Going beyond party interest

All other parliamentary committees are divided according to the seat count in the House; that is, in the current situation, with the Liberals occupying six of 10 spots. 

But under the NDP proposal, as Cullen noted, "no one party can direct the outcome." 

"Worst case scenario for the Liberals is they end up standing alone with a new voting system because Canadians will be rightly suspicious that it's one that favours Liberals," he later explained in an interview. "So this is a clear opportunity for them to be able to say we worked with parliamentarians to get this done for the betterment of all." 

NDP wants to reform electoral reform committee6:11

Of the possible alternatives to first-past-the-post, it has already been noted that preferential balloting would tend to favour the Liberals, potentially complicating the Liberal Party's potential positions. But the potential for accusations of self-interest loom over this entire debate.
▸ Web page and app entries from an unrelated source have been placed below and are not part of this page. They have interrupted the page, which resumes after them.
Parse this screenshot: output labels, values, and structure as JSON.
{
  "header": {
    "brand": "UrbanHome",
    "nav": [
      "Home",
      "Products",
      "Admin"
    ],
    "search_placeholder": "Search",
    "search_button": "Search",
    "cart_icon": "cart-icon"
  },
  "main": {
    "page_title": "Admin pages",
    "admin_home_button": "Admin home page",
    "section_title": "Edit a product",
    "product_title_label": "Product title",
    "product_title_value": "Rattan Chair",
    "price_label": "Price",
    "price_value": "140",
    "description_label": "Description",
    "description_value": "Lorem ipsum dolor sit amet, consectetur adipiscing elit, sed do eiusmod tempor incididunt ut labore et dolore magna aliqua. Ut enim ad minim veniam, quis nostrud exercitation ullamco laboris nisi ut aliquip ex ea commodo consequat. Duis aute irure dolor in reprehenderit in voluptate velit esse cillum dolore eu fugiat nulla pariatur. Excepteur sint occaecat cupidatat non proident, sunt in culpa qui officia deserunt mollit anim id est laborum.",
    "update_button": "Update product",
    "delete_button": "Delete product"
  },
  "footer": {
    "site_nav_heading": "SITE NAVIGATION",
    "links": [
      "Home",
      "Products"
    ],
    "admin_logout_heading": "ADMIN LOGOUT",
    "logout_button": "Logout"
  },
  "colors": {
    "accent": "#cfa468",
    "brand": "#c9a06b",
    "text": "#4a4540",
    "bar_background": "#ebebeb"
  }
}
Presented with the NDP proposal in question period, Monsef did not specifically respond. "Mr. Speaker, allow me to make something perfectly clear: the reforms we choose must be designed to address the needs of all Canadians and go far beyond addressing the interests of the parties we represent," she said.

According to Monsef's office, a motion will be tabled in the House to establish the special committee's mandate, powers and membership. "When that motion comes forward we invite [Cullen] to raise his views in that debate," a spokeswoman explained in a statement.

What about a referendum?

Elizabeth May, the lone Green MP in the House, said that she appreciates Cullen's support and hopes "it is clear that the committee should include all parties." But she made no move to support the NDP proposal.

"I take no position on Cullen's view that, in order to include the Bloc and Greens, the Liberals surrender their majority," she said via email. "I would hope the committee would operate by consensus."

Conservative MP Scott Reid sees the NDP positioning itself to influence a deal with the Liberals — "this is just party politics under a somewhat different guise here" — though Cullen notes that the NDP wouldn't necessarily hold the balance of power. Regardless, Reid says that the Conservatives remain adamant about a referendum.

"In the end, whether it's one party, two parties, three parties, all the parties [agreeing] doesn't change the fact that the people who ought to have the final say are actually the voters. No committee process you can design is a substitute to taking this matter to the people in the form of a referendum," Reid said.

The Liberals could conceivably court another party's support even if they held a majority on the committee, but Cullen argues his proposal would helpfully compel collaboration (and could relieve pressure on the Liberals to hold a referendum). 

"There is going to be a lot of pressure on all the people who sit at this committee, from their parties, from their voters, from all sorts of sectors, from the lobbyists around this place," he said. "So why not put into the very DNA of what we're doing the ability of every member of Parliament to say, look, I can't just say yes and deliver you what you want, I've got to work with another party."

All of this, of course, is still mere prelude. The real debate has not even really yet begun.